Marxism-Leninism or far left in general is dead in Hungary as a political ideology. The former state party split to two after the fall of communism, one nominally pursuing Western European style socal democracy and distancing itself from her past, the other continuing to represent the communist ideology, but the best result of this communist Workersparty was in 1998 when they gained 4% of the votes. It never managed to enter the parliament and since then it recieves less than 1% of the votes (around 0,1-0,5%) in the elections.
The survival of the former commie individuals is another thing, there was never a great purge, some switched to other parties, from right to left, or moved to the business life, continued their professions, even in sensitive areas like secret services etc.

But it is interesting to think about how it shaped the mentality of the population in general, even if they are now anti-communist, voting for other parties and seemingly the country being very right wing. There is certainly a tendency toward authoritarianism, paternalism, strong leader... but i can't tell if it is a result of the 40 years communist rule producing a Homo Sovieticus (or Homo Kadaricus in case of Hungary), or does it go deeper and it is a legacy of hundreds of years of feudalism and continuing serf mentality (there never was a true strong urban civic class), or just a result of disappointment with the 1990s-2000s. I don't know the answer, all can be true.
Jan 2016
Collapsed wave
I'm very curious what the reality in post cold war eastern European nations is regarding the apologetic's or even existence of communist or hard line Marxist socialist parties is. What I mean is, how would the average citizen in Poland, Romania, ex-Czechoslovakia, Baltic countries etc. react or how they react to Marxism, those who deny or downplay soviet-communist crimes against humanity?

There is no such thing as an average citizen on this question. People tend to be polar opposites on this, with majority of young people being anti-marxist, while a significant percentage of old people tending to the good old times when they were young and could walk without pain in the joints

Mar 2019
Yeah, do tell me more about it:

(blue = right, red = left, pink = communist)
I really appreciate your effort, but it's a little too simplistic approach to the issue.
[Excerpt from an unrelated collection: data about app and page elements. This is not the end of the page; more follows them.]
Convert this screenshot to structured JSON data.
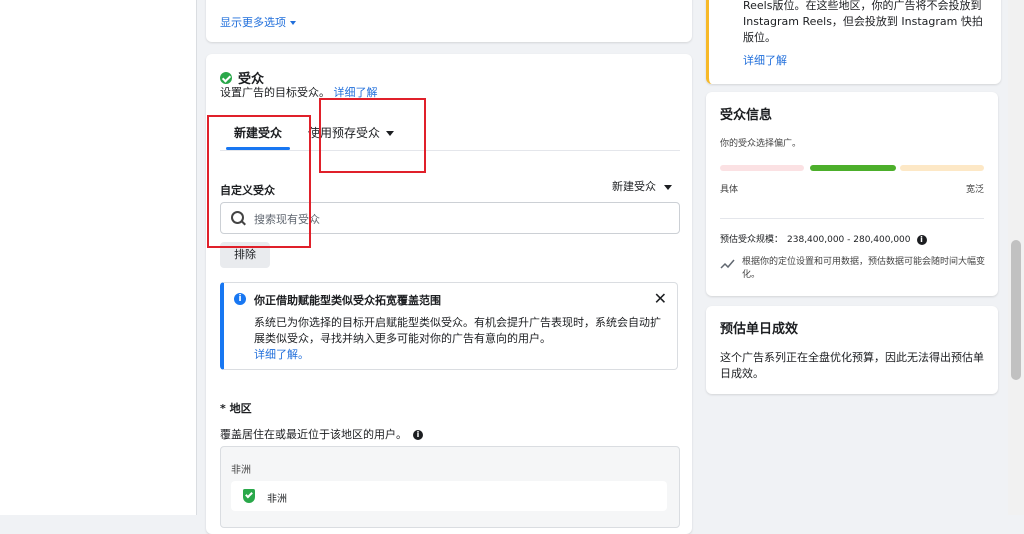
{
  "top_card": {
    "more_options": "显示更多选项"
  },
  "audience": {
    "title": "受众",
    "subtitle": "设置广告的目标受众。",
    "learn_more": "详细了解",
    "tabs": {
      "new": "新建受众",
      "saved": "使用预存受众"
    },
    "custom_audience_label": "自定义受众",
    "new_audience_dropdown": "新建受众",
    "search_placeholder": "搜索现有受众",
    "exclude_button": "排除",
    "notice": {
      "title": "你正借助赋能型类似受众拓宽覆盖范围",
      "body": "系统已为你选择的目标开启赋能型类似受众。有机会提升广告表现时，系统会自动扩展类似受众，寻找并纳入更多可能对你的广告有意向的用户。",
      "link": "详细了解。"
    },
    "location": {
      "label": "* 地区",
      "description": "覆盖居住在或最近位于该地区的用户。",
      "group": "非洲",
      "item": "非洲"
    }
  },
  "placement_card": {
    "text": "Reels版位。在这些地区，你的广告将不会投放到 Instagram Reels，但会投放到 Instagram 快拍版位。",
    "link": "详细了解"
  },
  "audience_info": {
    "title": "受众信息",
    "subtitle": "你的受众选择偏广。",
    "specific": "具体",
    "broad": "宽泛",
    "size_label": "预估受众规模：",
    "size_value": "238,400,000 - 280,400,000",
    "note": "根据你的定位设置和可用数据，预估数据可能会随时间大幅变化。"
  },
  "daily_results": {
    "title": "预估单日成效",
    "body": "这个广告系列正在全盘优化预算，因此无法得出预估单日成效。"
  },
  "colors": {
    "accent": "#1877f2",
    "link": "#216fdb",
    "success": "#2aa84a",
    "warning": "#f7b928",
    "annotation_red": "#e0202a"
  }
}
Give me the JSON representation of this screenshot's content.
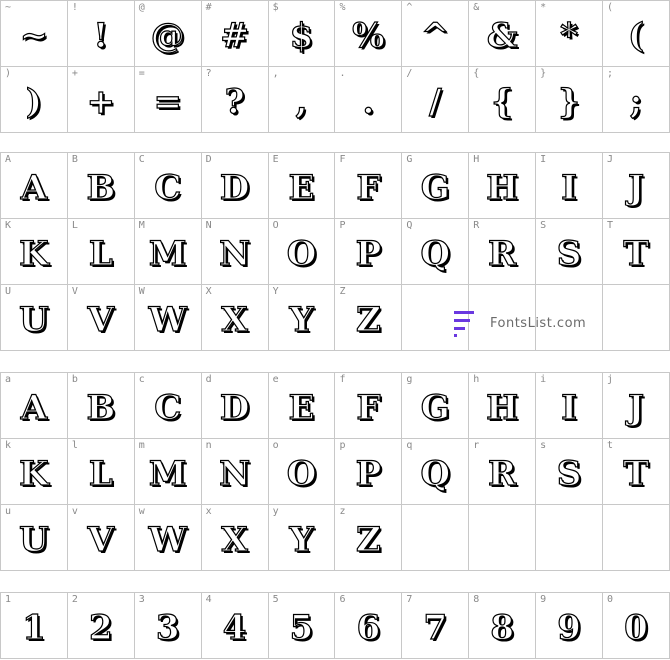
{
  "sections": [
    {
      "rows": [
        [
          [
            "~",
            "~"
          ],
          [
            "!",
            "!"
          ],
          [
            "@",
            "@"
          ],
          [
            "#",
            "#"
          ],
          [
            "$",
            "$"
          ],
          [
            "%",
            "%"
          ],
          [
            "^",
            "^"
          ],
          [
            "&",
            "&"
          ],
          [
            "*",
            "*"
          ],
          [
            "(",
            "("
          ]
        ],
        [
          [
            ")",
            ")"
          ],
          [
            "+",
            "+"
          ],
          [
            "=",
            "="
          ],
          [
            "?",
            "?"
          ],
          [
            ",",
            ","
          ],
          [
            ".",
            "."
          ],
          [
            "/",
            "/"
          ],
          [
            "{",
            "{"
          ],
          [
            "}",
            "}"
          ],
          [
            ";",
            ";"
          ]
        ]
      ]
    },
    {
      "rows": [
        [
          [
            "A",
            "A"
          ],
          [
            "B",
            "B"
          ],
          [
            "C",
            "C"
          ],
          [
            "D",
            "D"
          ],
          [
            "E",
            "E"
          ],
          [
            "F",
            "F"
          ],
          [
            "G",
            "G"
          ],
          [
            "H",
            "H"
          ],
          [
            "I",
            "I"
          ],
          [
            "J",
            "J"
          ]
        ],
        [
          [
            "K",
            "K"
          ],
          [
            "L",
            "L"
          ],
          [
            "M",
            "M"
          ],
          [
            "N",
            "N"
          ],
          [
            "O",
            "O"
          ],
          [
            "P",
            "P"
          ],
          [
            "Q",
            "Q"
          ],
          [
            "R",
            "R"
          ],
          [
            "S",
            "S"
          ],
          [
            "T",
            "T"
          ]
        ],
        [
          [
            "U",
            "U"
          ],
          [
            "V",
            "V"
          ],
          [
            "W",
            "W"
          ],
          [
            "X",
            "X"
          ],
          [
            "Y",
            "Y"
          ],
          [
            "Z",
            "Z"
          ],
          [
            "",
            ""
          ],
          [
            "",
            ""
          ],
          [
            "",
            ""
          ],
          [
            "",
            ""
          ]
        ]
      ]
    },
    {
      "rows": [
        [
          [
            "a",
            "A"
          ],
          [
            "b",
            "B"
          ],
          [
            "c",
            "C"
          ],
          [
            "d",
            "D"
          ],
          [
            "e",
            "E"
          ],
          [
            "f",
            "F"
          ],
          [
            "g",
            "G"
          ],
          [
            "h",
            "H"
          ],
          [
            "i",
            "I"
          ],
          [
            "j",
            "J"
          ]
        ],
        [
          [
            "k",
            "K"
          ],
          [
            "l",
            "L"
          ],
          [
            "m",
            "M"
          ],
          [
            "n",
            "N"
          ],
          [
            "o",
            "O"
          ],
          [
            "p",
            "P"
          ],
          [
            "q",
            "Q"
          ],
          [
            "r",
            "R"
          ],
          [
            "s",
            "S"
          ],
          [
            "t",
            "T"
          ]
        ],
        [
          [
            "u",
            "U"
          ],
          [
            "v",
            "V"
          ],
          [
            "w",
            "W"
          ],
          [
            "x",
            "X"
          ],
          [
            "y",
            "Y"
          ],
          [
            "z",
            "Z"
          ],
          [
            "",
            ""
          ],
          [
            "",
            ""
          ],
          [
            "",
            ""
          ],
          [
            "",
            ""
          ]
        ]
      ]
    },
    {
      "rows": [
        [
          [
            "1",
            "1"
          ],
          [
            "2",
            "2"
          ],
          [
            "3",
            "3"
          ],
          [
            "4",
            "4"
          ],
          [
            "5",
            "5"
          ],
          [
            "6",
            "6"
          ],
          [
            "7",
            "7"
          ],
          [
            "8",
            "8"
          ],
          [
            "9",
            "9"
          ],
          [
            "0",
            "0"
          ]
        ]
      ]
    }
  ],
  "watermark": {
    "text": "FontsList.com",
    "icon": "fontslist-logo-icon",
    "color": "#6a38e0"
  }
}
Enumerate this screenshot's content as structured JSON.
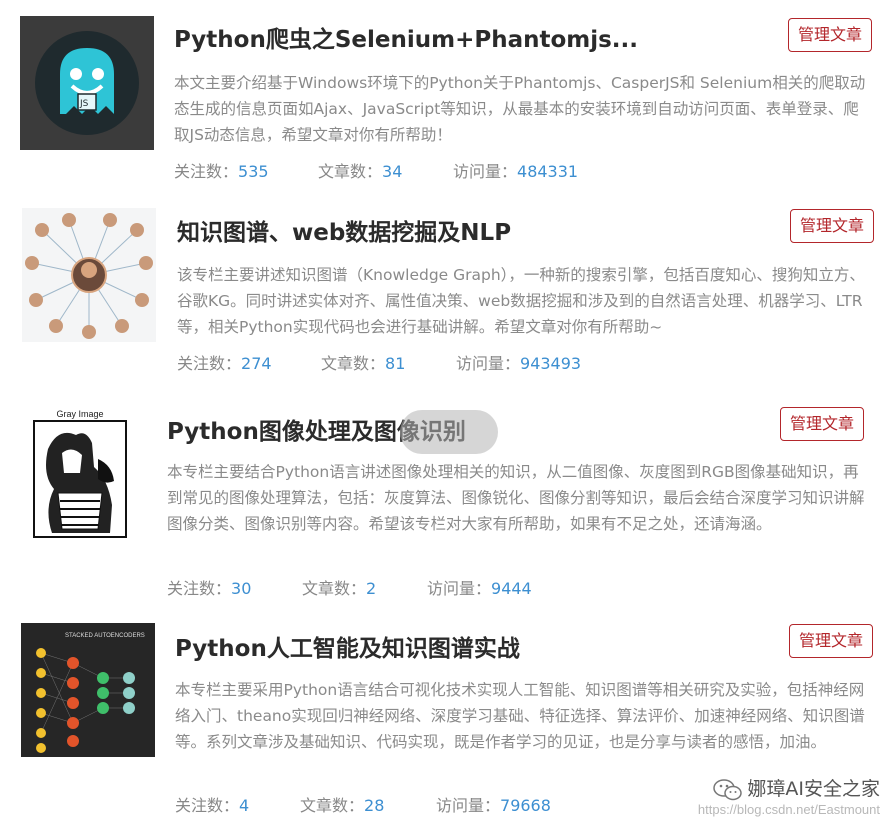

I'm pretty sure that what I've said is true as I have first-hand experience from these countries (SE Europe).

On a side note : the latest map is of 2011. I think Politics have changed a few times after that.
You can hardly tell that Macron's politics are of the right spectrum as well. In the best case scenario they can be considered centrist, but it's still more on the left side.
Likes: Futurist
Jul 2014
I am with armageddon87 on this.
Well, officialy, people despise comunists. There is active comunist party in Slovakia. In last elected they gained 0,61% votes. But.. there is big but. First of all, since 2010, the strongest party in Slovakia is SMER - socialist democratic party. Their highest achievement was around 40% in elections. Many of their members are ex-communists or their descendats. Also, 9 out of 10 political parties has **** load of ex-communist among its members. Even right wing parties are full of communists. Our current president is son of communist official and he also was member of party. Our minister of foreign was part of communist party. There is even member of ŠTB (political secret police) among right wing party. Suma summarum, many "hard core" members of communist party just changed their masks. Now they stand in front of people calling for "freedom of speech", more EU, more NATO, using antiRussian rhetorics etc. They are same people they just "changed the sides." As much as they were communist, just as much they are "democrats" now, yet still use communist practices. Missing backbone is basic requirement for standard politician in ex-soviet block.